Repeat verbatim each line from the line with "Read all visible content and emit it as JSON." to the end of the entries. Pictures do not belong in the copy.

======== Data for this exercise

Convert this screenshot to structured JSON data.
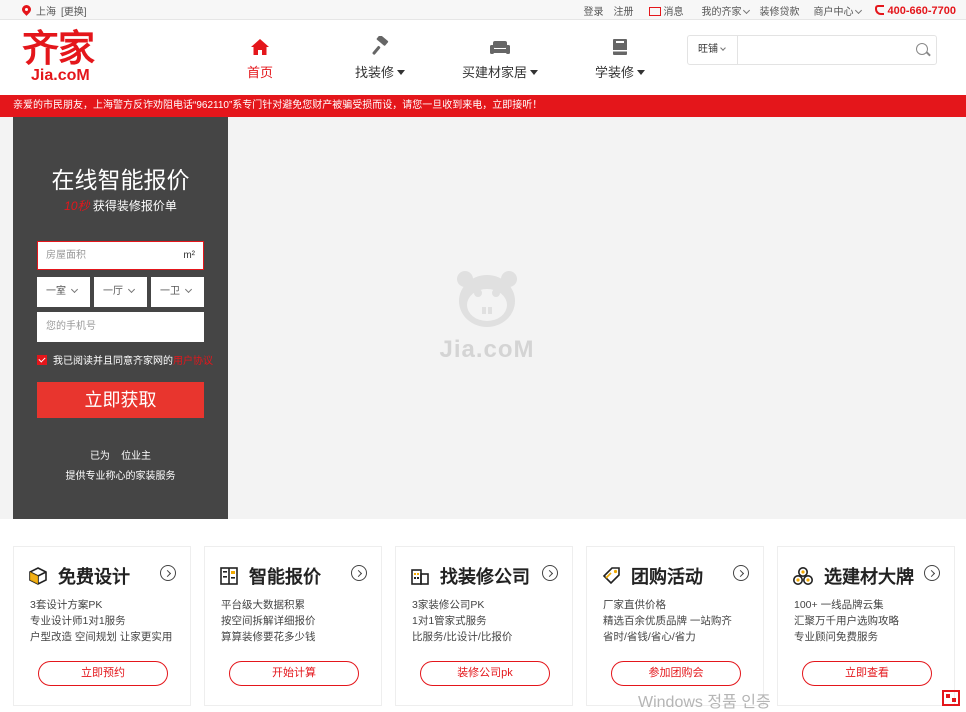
{
  "topbar": {
    "city": "上海",
    "switch_city": "[更换]",
    "login": "登录",
    "register": "注册",
    "messages": "消息",
    "my_account": "我的齐家",
    "loan": "装修贷款",
    "merchant_center": "商户中心",
    "hotline": "400-660-7700"
  },
  "header": {
    "logo_cn": "齐家",
    "logo_en": "Jia.coM",
    "nav": [
      {
        "label": "首页"
      },
      {
        "label": "找装修"
      },
      {
        "label": "买建材家居"
      },
      {
        "label": "学装修"
      }
    ],
    "search": {
      "scope": "旺铺",
      "placeholder": ""
    }
  },
  "notice": "亲爱的市民朋友，上海警方反诈劝阻电话“962110”系专门针对避免您财产被骗受损而设，请您一旦收到来电，立即接听！",
  "quote": {
    "title": "在线智能报价",
    "sub_highlight": "10秒",
    "sub_rest": "获得装修报价单",
    "area_placeholder": "房屋面积",
    "area_unit": "m²",
    "rooms": "一室",
    "halls": "一厅",
    "baths": "一卫",
    "mobile_placeholder": "您的手机号",
    "agree_text": "我已阅读并且同意齐家网的",
    "agree_link": "用户协议",
    "submit": "立即获取",
    "stat_prefix": "已为",
    "stat_suffix": "位业主",
    "stat_line2": "提供专业称心的家装服务"
  },
  "watermark": "Jia.coM",
  "cards": [
    {
      "title": "免费设计",
      "lines": [
        "3套设计方案PK",
        "专业设计师1对1服务",
        "户型改造 空间规划 让家更实用"
      ],
      "button": "立即预约"
    },
    {
      "title": "智能报价",
      "lines": [
        "平台级大数据积累",
        "按空间拆解详细报价",
        "算算装修要花多少钱"
      ],
      "button": "开始计算"
    },
    {
      "title": "找装修公司",
      "lines": [
        "3家装修公司PK",
        "1对1管家式服务",
        "比服务/比设计/比报价"
      ],
      "button": "装修公司pk"
    },
    {
      "title": "团购活动",
      "lines": [
        "厂家直供价格",
        "精选百余优质品牌 一站购齐",
        "省时/省钱/省心/省力"
      ],
      "button": "参加团购会"
    },
    {
      "title": "选建材大牌",
      "lines": [
        "100+ 一线品牌云集",
        "汇聚万千用户选购攻略",
        "专业顾问免费服务"
      ],
      "button": "立即查看"
    }
  ],
  "windows_watermark": "Windows 정품 인증"
}
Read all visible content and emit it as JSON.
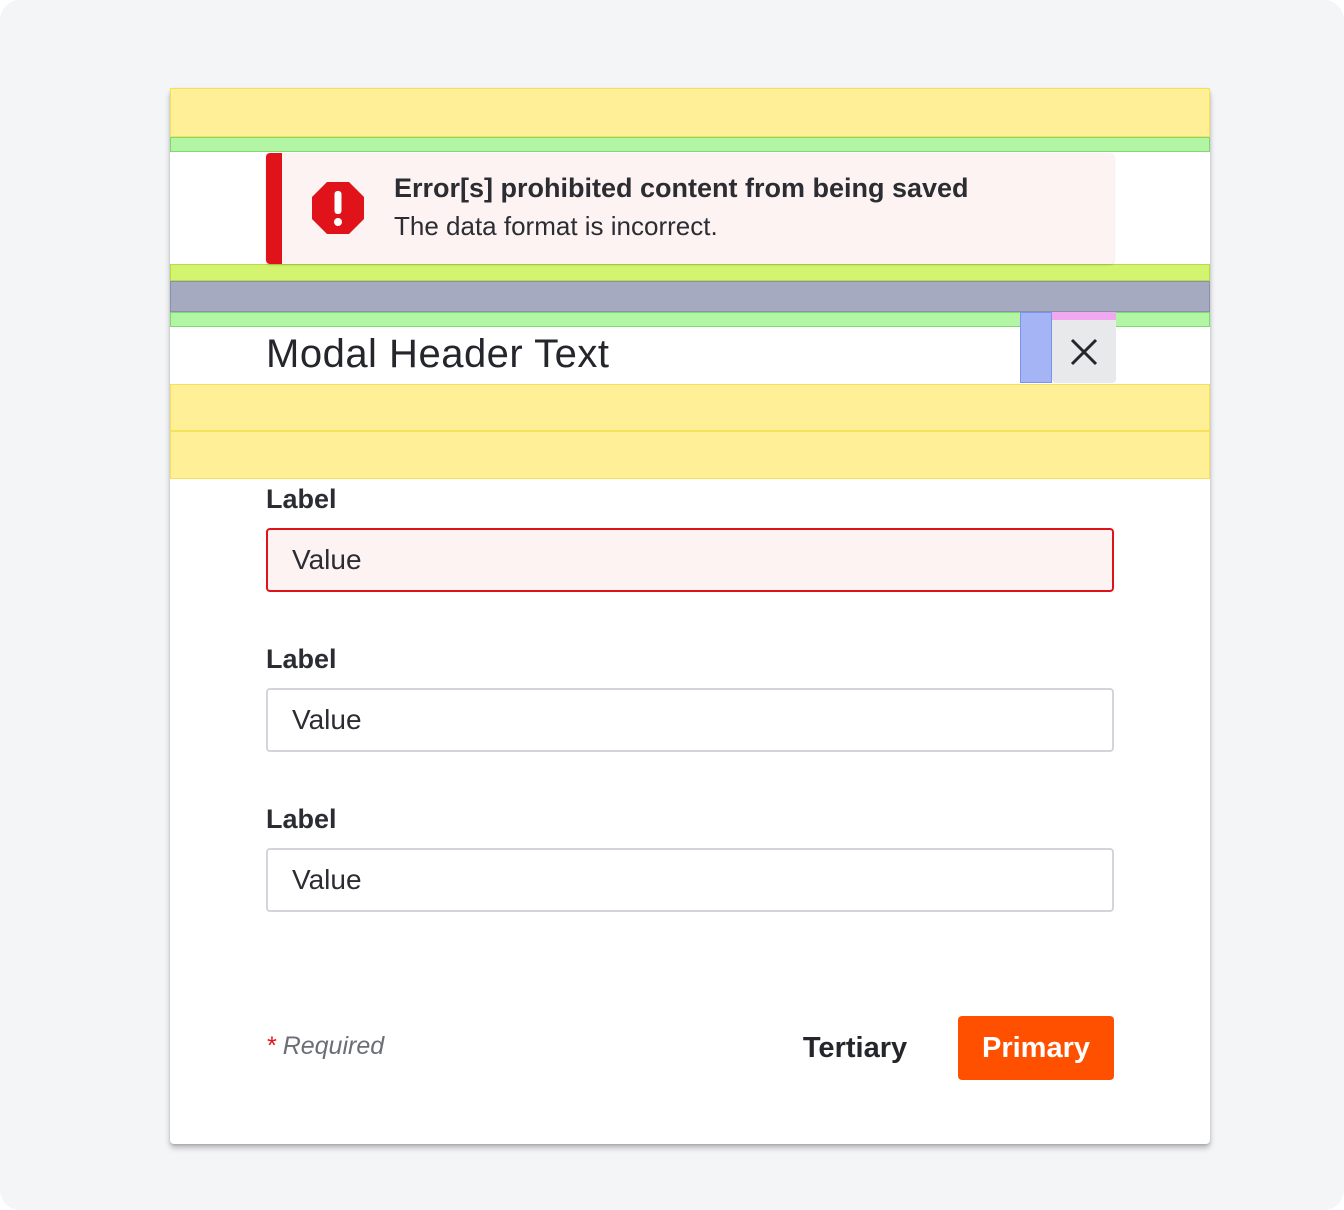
{
  "colors": {
    "error": "#e0131b",
    "error_bg": "#fdf3f3",
    "primary": "#ff5000",
    "text": "#2b2d33",
    "page_bg": "#f4f5f7"
  },
  "alert": {
    "icon": "error-octagon-icon",
    "title": "Error[s] prohibited content from being saved",
    "message": "The data format is incorrect."
  },
  "modal": {
    "header": "Modal Header Text",
    "close_icon": "close-icon"
  },
  "fields": [
    {
      "label": "Label",
      "value": "Value",
      "state": "error"
    },
    {
      "label": "Label",
      "value": "Value",
      "state": "default"
    },
    {
      "label": "Label",
      "value": "Value",
      "state": "default"
    }
  ],
  "footer": {
    "required_star": "*",
    "required_text": "Required",
    "tertiary_label": "Tertiary",
    "primary_label": "Primary"
  }
}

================

• Exercise response
Read all visible content and emit it as JSON.
{
  "colors": {
    "error": "#e0131b",
    "error_bg": "#fdf3f3",
    "primary": "#ff5000",
    "text": "#2b2d33",
    "page_bg": "#f4f5f7"
  },
  "alert": {
    "icon": "error-octagon-icon",
    "title": "Error[s] prohibited content from being saved",
    "message": "The data format is incorrect."
  },
  "modal": {
    "header": "Modal Header Text",
    "close_icon": "close-icon"
  },
  "fields": [
    {
      "label": "Label",
      "value": "Value",
      "state": "error"
    },
    {
      "label": "Label",
      "value": "Value",
      "state": "default"
    },
    {
      "label": "Label",
      "value": "Value",
      "state": "default"
    }
  ],
  "footer": {
    "required_star": "*",
    "required_text": "Required",
    "tertiary_label": "Tertiary",
    "primary_label": "Primary"
  }
}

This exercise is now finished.